>>>
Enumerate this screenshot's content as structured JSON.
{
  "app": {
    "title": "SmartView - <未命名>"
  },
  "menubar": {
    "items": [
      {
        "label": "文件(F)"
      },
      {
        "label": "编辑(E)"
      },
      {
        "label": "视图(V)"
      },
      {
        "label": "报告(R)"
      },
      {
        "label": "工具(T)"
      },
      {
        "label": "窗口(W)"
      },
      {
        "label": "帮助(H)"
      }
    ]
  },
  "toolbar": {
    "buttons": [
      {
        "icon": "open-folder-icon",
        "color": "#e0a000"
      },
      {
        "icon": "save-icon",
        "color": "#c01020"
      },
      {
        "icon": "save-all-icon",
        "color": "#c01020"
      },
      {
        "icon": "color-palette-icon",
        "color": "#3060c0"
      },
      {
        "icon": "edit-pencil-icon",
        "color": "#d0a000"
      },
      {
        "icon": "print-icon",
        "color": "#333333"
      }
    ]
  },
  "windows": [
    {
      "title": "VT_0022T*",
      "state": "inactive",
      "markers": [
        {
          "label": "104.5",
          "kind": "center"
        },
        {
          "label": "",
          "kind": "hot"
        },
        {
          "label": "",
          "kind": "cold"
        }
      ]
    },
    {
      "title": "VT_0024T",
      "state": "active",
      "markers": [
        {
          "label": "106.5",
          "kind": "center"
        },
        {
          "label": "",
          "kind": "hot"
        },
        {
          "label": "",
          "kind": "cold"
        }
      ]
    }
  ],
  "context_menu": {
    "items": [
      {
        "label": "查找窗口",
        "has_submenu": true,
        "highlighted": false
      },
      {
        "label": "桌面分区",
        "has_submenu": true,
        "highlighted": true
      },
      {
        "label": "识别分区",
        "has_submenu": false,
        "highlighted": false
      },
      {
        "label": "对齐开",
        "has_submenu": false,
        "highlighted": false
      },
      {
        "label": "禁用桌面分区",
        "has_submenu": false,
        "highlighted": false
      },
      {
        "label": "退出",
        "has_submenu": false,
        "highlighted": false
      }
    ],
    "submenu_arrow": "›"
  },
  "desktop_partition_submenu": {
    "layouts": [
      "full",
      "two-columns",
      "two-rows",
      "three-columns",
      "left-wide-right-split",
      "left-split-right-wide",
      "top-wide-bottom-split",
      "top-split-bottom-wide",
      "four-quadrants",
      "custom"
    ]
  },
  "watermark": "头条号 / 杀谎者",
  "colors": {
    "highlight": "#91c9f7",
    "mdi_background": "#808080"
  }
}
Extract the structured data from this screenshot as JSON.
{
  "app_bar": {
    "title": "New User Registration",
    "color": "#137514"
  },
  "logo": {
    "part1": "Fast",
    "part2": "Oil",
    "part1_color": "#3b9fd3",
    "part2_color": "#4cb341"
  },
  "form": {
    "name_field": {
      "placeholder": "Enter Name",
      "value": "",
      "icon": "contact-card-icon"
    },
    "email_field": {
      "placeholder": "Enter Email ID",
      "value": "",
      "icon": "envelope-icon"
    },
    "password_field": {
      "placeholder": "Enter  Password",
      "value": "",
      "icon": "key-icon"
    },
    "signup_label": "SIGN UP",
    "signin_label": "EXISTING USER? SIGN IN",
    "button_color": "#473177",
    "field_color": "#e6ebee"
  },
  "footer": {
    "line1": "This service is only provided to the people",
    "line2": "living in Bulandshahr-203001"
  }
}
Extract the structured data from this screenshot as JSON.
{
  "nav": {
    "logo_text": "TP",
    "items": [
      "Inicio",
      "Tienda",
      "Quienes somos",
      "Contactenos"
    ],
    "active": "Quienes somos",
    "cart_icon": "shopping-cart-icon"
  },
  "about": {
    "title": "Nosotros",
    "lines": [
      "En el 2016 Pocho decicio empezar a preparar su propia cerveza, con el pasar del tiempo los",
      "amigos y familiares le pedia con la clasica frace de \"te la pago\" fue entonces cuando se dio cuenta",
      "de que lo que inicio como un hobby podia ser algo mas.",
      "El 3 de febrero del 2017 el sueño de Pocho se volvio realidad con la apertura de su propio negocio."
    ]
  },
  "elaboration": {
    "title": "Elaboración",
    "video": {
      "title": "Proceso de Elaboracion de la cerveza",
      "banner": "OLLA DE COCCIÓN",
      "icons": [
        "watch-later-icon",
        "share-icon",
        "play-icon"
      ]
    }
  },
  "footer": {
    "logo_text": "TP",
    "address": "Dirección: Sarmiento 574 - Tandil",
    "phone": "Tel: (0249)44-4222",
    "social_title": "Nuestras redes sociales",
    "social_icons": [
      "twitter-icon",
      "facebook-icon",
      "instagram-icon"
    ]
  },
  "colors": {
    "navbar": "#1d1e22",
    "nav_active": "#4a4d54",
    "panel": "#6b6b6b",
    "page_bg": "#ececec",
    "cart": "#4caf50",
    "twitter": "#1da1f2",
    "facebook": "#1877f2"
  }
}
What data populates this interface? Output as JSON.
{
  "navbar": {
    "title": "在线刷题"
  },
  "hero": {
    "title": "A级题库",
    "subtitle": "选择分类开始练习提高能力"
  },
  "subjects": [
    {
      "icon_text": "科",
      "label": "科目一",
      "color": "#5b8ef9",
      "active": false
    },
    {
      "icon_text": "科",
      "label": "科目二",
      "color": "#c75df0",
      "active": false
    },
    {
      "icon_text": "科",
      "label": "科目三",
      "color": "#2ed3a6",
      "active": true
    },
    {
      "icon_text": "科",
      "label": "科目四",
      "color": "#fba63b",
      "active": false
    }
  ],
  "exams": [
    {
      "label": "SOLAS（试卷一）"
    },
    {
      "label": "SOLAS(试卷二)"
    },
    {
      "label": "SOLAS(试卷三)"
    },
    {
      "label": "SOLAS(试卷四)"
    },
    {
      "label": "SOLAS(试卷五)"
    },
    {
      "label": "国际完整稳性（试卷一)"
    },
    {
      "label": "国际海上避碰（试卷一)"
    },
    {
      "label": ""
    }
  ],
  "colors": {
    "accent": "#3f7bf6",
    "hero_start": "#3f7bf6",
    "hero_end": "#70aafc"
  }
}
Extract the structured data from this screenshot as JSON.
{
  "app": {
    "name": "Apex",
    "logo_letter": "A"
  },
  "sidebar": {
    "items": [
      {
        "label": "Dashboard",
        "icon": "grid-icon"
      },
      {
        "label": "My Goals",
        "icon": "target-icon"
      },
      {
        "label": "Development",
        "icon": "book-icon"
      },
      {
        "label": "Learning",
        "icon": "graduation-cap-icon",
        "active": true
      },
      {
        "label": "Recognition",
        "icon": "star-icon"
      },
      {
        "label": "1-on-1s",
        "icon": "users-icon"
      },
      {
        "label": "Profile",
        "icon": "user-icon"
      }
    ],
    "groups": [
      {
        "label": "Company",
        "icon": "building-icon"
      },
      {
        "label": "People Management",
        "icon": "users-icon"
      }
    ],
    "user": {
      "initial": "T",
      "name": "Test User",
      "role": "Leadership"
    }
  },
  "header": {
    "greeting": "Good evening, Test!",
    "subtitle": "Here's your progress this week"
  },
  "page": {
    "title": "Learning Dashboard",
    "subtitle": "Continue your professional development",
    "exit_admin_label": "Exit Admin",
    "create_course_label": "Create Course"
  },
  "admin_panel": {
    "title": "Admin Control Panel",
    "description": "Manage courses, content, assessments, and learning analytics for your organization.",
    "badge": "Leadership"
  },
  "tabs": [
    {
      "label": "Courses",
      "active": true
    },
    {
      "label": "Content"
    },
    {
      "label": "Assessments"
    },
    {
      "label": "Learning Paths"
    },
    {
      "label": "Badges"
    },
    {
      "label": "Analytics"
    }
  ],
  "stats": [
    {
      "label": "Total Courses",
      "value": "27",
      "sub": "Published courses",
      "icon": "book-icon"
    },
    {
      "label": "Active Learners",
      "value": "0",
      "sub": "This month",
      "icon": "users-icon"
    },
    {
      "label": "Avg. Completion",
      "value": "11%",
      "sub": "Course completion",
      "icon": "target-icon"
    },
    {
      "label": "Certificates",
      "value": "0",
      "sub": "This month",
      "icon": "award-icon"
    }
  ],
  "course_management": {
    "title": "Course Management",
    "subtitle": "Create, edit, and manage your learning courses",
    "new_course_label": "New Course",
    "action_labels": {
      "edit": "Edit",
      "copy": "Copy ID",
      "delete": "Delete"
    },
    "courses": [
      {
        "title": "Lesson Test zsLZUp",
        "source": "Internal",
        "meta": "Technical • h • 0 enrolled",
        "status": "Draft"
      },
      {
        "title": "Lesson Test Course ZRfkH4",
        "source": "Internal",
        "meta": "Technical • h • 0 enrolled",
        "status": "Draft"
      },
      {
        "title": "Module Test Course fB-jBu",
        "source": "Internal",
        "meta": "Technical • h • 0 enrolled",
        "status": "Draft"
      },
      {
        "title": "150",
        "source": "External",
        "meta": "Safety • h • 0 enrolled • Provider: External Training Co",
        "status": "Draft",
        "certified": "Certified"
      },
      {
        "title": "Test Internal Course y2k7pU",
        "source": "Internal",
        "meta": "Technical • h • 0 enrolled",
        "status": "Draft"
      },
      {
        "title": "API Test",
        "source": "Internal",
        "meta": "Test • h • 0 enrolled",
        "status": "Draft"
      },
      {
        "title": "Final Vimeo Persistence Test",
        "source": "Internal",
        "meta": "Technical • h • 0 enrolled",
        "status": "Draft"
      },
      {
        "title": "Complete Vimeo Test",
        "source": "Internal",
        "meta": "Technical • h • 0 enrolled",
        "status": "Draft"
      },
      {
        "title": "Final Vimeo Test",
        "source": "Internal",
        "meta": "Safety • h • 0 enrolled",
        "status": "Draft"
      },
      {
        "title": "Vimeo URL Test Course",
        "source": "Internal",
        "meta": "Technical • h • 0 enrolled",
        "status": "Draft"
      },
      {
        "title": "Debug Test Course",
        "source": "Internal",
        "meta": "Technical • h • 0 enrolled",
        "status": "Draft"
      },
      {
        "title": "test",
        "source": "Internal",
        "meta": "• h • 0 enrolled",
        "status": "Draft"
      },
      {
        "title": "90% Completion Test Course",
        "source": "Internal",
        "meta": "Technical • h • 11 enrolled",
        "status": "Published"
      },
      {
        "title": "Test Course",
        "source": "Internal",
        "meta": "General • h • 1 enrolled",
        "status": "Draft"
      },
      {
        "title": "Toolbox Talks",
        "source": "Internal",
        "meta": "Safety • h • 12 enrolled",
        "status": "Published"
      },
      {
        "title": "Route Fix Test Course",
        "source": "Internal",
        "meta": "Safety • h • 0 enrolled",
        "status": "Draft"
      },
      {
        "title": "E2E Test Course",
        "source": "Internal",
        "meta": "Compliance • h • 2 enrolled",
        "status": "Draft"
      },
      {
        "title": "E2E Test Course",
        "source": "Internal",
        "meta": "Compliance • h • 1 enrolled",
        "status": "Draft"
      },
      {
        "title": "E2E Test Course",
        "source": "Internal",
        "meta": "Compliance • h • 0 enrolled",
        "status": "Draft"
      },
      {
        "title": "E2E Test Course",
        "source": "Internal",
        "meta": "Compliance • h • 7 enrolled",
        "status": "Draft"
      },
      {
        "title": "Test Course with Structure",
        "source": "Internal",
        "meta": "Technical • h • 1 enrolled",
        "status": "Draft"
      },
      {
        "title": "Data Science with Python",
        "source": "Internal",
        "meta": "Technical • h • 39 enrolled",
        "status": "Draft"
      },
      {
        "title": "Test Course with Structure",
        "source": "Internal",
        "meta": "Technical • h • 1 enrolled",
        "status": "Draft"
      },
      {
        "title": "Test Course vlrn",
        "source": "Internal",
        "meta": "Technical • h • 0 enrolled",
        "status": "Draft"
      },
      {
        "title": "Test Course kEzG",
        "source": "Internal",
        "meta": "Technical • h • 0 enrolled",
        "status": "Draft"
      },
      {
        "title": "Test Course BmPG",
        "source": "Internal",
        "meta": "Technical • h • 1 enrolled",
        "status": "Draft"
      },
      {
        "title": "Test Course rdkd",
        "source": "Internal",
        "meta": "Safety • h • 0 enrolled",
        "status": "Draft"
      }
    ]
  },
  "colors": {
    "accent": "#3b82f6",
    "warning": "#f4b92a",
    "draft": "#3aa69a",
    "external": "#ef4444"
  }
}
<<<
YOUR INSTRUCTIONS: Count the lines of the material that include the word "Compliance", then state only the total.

ANSWER TO THE PROBLEM: 4